Experiment 2: Is the jackpot valuation correlated to the participant volume?
Lottery.com wanted to discover what jackpot level would increase the player volume. This was in an effort to help the operations team solve staffing inefficiencies and ensure that they were properly prepared for the jackpot from an operational standpoint.
The original idea was that the jackpot value drove participation, and that there was some “magic” number that customers thought was more significant. The team had previously tried to use predictive analytics, which unfortunately didn’t work. Ironically, they found the results to be extremely unpredictable because they didn’t see the spikes when they expected to.
The team knew there must be another event that was correlated with the spikes in participants.They noticed that the media was starting to cover the jackpots in news stories, which inspired a new hypothesis. Travis’ team decided to assess past jackpots with high volumes and find out when the first few articles began to disseminate around them.
The team found that the media was in fact the causal factor in increased volume.The media attention to the lottery was variable based on the other items in the news cycle. If it was a slow news day, they would report on the growing jackpot. When the mass media began to report on the high jackpot, Lottery.com saw a corresponding lift in sales.
Predicting the unpredictable
It was not as easy to apply these findings because the team was looking for a specific quantitative indicator of the volume spike to determine what operational changes needed to be made. As a solution, the team built a protocol to recognize when their news coverage was ramping up through volume on Google Alerts etc. and based on that, they were able to operationalize accordingly.
Experiment 3: What’s your favorite (CTA) color?

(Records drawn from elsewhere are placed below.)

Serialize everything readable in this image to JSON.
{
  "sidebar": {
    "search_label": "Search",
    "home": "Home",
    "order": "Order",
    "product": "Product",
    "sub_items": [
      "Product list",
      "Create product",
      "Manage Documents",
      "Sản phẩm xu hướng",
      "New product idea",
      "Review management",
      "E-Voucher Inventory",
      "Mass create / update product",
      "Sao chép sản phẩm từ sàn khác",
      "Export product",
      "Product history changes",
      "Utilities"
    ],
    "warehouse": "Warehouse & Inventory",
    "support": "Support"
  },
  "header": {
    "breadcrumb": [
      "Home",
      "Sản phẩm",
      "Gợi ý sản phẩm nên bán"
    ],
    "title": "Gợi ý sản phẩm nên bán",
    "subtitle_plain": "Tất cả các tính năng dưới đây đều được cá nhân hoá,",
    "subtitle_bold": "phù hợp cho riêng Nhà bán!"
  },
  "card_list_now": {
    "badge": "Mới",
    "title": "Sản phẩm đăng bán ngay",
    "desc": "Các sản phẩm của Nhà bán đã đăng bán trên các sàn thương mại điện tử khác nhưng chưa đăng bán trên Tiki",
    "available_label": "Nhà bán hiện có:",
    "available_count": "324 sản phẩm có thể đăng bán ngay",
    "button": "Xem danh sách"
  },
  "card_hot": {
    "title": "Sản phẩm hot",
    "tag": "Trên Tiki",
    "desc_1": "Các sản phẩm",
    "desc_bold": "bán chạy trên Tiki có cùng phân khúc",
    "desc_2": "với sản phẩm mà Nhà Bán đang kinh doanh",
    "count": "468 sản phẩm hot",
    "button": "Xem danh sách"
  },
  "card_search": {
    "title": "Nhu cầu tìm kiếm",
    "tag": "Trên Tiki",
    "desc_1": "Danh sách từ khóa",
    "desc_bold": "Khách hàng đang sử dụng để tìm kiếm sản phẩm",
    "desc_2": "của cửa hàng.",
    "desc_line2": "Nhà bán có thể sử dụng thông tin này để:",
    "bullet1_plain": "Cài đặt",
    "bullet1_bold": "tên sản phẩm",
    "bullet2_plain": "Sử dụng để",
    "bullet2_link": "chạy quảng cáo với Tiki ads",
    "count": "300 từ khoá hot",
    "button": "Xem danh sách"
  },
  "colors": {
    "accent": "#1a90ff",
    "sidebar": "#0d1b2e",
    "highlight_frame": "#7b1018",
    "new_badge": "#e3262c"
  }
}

After the company’s rebrand from Autolotto to Lottery.com, most of the branded items in the app were red, including buttons. This goes against some generally accepted conversion best practices for CTAs. While this switch was important to the company’s rebranding efforts, the growth team wanted to see if re-changing the color of these branded CTAs would help them stand out by being more eye-catching and catering to emotional association and natural CTA instincts.

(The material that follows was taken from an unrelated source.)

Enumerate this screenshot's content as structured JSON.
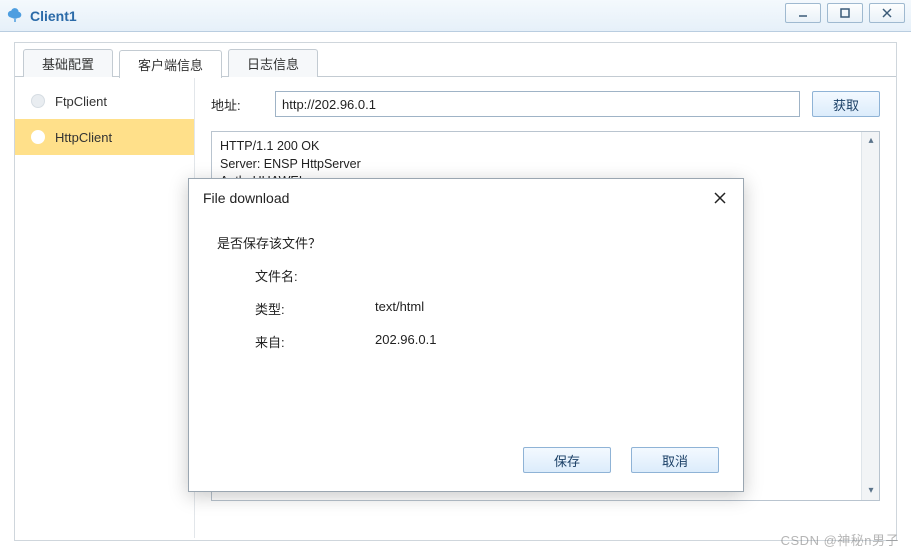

Using Taplytics, Lottery.com ran a multivariate test on one of the main CTA elements with several colors and shapes. They found that, overall, the branded red button was underperforming in comparison to other colors. Throughout this series of experiments, the lift in CTA taps ranged from 25-60%. Green was the highest performing color, so now most of the primary CTAs in the app are green.

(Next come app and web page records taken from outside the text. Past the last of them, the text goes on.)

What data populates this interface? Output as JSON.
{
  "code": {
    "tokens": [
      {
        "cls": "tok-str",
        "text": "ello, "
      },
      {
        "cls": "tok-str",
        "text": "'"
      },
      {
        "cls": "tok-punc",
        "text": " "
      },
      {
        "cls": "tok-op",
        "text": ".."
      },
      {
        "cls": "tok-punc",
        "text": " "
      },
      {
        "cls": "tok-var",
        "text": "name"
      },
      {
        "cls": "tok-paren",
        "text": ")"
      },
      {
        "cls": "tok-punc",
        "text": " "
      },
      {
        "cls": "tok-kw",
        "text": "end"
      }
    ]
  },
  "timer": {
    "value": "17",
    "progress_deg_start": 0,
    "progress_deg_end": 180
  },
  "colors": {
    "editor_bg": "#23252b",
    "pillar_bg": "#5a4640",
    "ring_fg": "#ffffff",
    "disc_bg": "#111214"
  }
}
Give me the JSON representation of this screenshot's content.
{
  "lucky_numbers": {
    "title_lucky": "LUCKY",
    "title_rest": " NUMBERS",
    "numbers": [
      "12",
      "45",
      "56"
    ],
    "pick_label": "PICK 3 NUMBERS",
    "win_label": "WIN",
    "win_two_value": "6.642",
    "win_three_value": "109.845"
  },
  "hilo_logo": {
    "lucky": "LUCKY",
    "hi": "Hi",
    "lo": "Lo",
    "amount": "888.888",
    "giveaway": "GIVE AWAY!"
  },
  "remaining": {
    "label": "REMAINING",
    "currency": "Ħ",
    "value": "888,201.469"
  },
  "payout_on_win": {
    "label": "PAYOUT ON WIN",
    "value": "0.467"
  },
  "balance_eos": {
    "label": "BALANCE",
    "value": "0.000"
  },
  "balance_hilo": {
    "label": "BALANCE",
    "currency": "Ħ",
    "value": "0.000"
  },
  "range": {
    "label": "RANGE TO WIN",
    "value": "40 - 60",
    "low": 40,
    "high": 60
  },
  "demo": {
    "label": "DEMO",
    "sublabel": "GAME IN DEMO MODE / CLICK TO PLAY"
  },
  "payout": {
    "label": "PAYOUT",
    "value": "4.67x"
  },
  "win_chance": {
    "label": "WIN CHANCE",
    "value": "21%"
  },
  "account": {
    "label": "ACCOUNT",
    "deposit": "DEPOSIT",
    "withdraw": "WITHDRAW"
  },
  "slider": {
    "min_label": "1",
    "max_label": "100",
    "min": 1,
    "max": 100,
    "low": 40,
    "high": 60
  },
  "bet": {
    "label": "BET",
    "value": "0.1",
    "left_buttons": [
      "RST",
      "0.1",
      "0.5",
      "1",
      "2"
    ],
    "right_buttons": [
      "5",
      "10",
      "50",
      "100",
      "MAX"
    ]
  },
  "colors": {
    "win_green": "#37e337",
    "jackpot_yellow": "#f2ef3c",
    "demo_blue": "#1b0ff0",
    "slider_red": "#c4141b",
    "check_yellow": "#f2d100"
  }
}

“We were able to see what users were most responsive to, and what they most associate with a button based on experiences with other products versus their prior experience with our products. With Taplytics, we were able to streamline our experience with what users have been conditioned to respond to.”
Benefits of a high tempo testing environment
Each of these experiments targeted a different part of Lottery.com’s business and ability to grow. Companies who adopt an experimentation culture are more able to create both internal efficiencies as well as superior customer experiences. They are able to:
- Understand customer needs as they evolve and adjust accordingly
- Keep their entire team invested, motivated, and knowledgeable at all times
- Eliminate top-down thinking and decision making
- Keep up with a fast paced industry
“Our technology has to develop at a very fast pace to keep up with the rapid shift in organizational strategy, based on huge opportunities that come our way from national governments. Without tools that support this speed, it becomes difficult for us to offer the players any meaningful solutions.”
Thank you to Travis Steffen for sharing insights to his team’s success!
Travis Steffen is the Head of Growth at Lottery.com. As a growth engineer and data scientist, Steffen is of the mind that growth comes not from tactics or “hacking”, but from process and a sound, well-documented scientific workflow.